As a kid growing up in south Louisiana our little town celebrated a smoked pork sausage with a three-day fair, the Andouille Festival. We would grill it, fry it, put it on a stick, toss it into jambalaya and gumbo and even award a local beauty with the title of Miss Andouille Festival. Small towns across the country have done likewise for many generations, but we praised a product, not the cook. Our small-town festivals have morphed into sumptuous, silken celebrations with chefs, not sausage, as headliners. As our own Euphoria Food & Wine Festival approaches I reached out to Edward Lee, chef owner of 610 Magnolia in Louisville, Ky., and guest chef of Euphoria. Surely Edward had youthful foie gras fantasies that inspired his rise to chef stardom, correct? His sublime cooking has earned him celebrity chef accolades from every angle of the food press.

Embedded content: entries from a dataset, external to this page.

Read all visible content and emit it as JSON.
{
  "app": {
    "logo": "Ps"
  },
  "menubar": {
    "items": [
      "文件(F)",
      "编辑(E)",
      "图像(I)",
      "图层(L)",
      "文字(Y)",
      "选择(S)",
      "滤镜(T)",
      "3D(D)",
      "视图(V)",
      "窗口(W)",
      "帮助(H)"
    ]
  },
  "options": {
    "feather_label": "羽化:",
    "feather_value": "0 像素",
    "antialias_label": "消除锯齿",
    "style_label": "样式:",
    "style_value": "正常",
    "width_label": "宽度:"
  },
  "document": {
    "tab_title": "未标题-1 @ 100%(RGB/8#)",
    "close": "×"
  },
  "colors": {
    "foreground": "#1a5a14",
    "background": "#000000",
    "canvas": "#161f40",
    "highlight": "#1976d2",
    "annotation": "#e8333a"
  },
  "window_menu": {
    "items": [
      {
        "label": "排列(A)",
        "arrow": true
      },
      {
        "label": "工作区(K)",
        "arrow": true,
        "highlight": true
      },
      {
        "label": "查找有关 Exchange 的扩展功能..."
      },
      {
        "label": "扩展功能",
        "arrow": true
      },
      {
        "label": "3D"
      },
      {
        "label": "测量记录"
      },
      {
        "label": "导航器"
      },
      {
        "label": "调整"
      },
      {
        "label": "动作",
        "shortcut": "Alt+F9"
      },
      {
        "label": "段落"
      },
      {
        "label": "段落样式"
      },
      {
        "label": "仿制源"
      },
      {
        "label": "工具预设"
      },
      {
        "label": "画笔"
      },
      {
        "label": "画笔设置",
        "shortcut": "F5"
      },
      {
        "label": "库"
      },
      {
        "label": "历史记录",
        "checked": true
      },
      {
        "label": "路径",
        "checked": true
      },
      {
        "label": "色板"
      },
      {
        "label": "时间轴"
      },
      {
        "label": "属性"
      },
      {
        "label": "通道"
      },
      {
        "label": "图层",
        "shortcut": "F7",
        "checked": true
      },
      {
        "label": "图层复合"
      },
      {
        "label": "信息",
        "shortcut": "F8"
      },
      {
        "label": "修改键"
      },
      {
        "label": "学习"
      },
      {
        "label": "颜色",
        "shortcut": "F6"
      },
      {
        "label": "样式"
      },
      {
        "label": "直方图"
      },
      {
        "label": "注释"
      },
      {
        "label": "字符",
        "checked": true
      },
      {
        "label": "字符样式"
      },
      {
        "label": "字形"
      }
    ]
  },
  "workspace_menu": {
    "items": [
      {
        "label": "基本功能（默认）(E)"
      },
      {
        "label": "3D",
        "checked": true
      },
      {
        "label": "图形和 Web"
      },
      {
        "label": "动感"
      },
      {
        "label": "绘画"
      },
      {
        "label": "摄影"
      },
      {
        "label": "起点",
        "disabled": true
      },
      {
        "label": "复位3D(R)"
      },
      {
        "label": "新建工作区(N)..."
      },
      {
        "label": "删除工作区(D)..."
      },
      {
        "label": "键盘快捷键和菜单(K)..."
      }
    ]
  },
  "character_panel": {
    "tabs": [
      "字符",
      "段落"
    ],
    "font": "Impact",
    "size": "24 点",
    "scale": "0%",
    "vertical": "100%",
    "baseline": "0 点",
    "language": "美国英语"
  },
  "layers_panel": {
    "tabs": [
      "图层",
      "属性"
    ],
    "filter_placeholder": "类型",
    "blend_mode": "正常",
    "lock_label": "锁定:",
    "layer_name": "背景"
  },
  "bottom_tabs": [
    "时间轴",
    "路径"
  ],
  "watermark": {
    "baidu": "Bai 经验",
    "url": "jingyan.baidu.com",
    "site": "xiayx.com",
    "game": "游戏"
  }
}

"I never dreamed of being a chef. Never. I grew up in Brooklyn and was going to get my degree in English, work in publishing, maybe become a literary agent, but my parents had another idea. To this day I'm not sure what possessed them but right before I started college they took their life savings and bought a diner, the Big Apple Diner, and within a year they had almost run it into the ground. So I dropped out of college and came home to help them and in no time I was this world-class hash slinger. I could memorize this long string of orders and really bang the food out yet I hated every minute of it. But it was sink or swim for my folks, so I swam and helped them turn the place around."
Baptism by fire. That's how a lot of us got started, thrown into the crucible of the kitchen by the scruff of the neck with hardly a life vest in sight; busboys and dishwashers in the wrong place at the wrong time. The garde manger doesn't show so the chef grabs the nearest person and offers him a battlefield promotion. "Congratulations, you're now a cook, our house salad starts with--"

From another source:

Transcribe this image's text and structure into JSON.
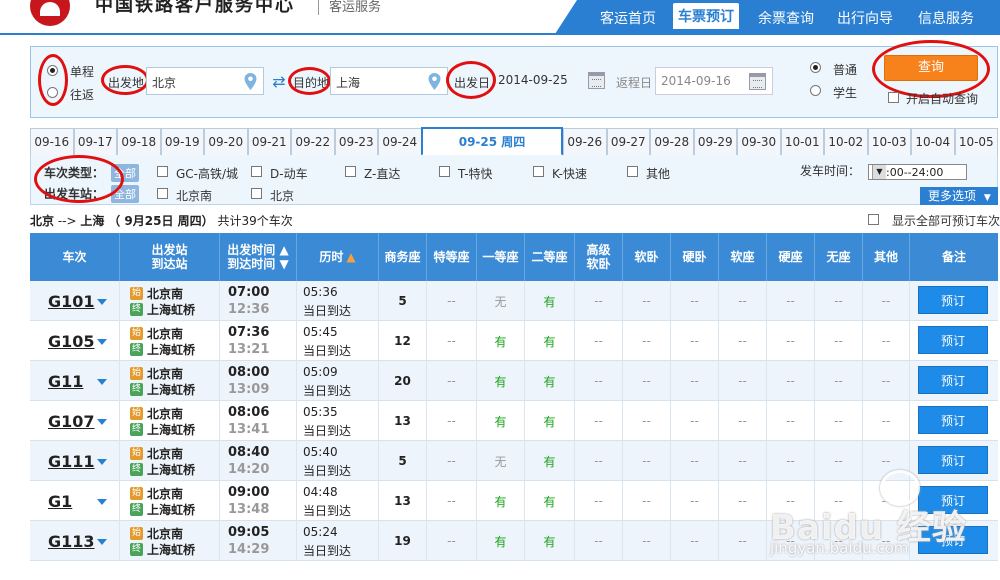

And now an adoring public lavishes praise and adoration on chefs with unbridled enthusiasm that shows no sign of abating.
"I went back to school and earned my Literature degree, graduated and ended up in publishing but after a few years it just wasn't working out. So I went back to cooking and landed with Frank Crispo and he changed everything I thought I knew about food and the restaurant business and he encouraged me to go see what was outside of New York City. So I started taking small road trips and saw this incredible backyard of America beyond New York that I had been missing. It was really eye-opening. And when I visited Louisville during Derby week, I fell in love with this town. A year later I was asked to consider the job at 610 and the timing was perfect so I moved to Kentucky."
And now this former hash-slinger from Brooklyn has reached a level of celebrity in the food world he never thought possible. Chef Lee's been recognized by the James Beard Society with a best chef southeast nomination and received notoriety through appearances on Iron Chef and Top Chef. While at Euphoria, Chef Lee will cook alongside his host and Louisville native Jason Scholz at Chef Scholz's Stella's Southern Bistro and will also welcome Chef Paul Fehribach of Big Jones in Chicago. Chef Lee laughs as he ponders his visit to Euphoria and his growing, glossy status in the food world and what led him to his career change: "I really needed a change because honestly, I had been fired from every publishing gig I ever had."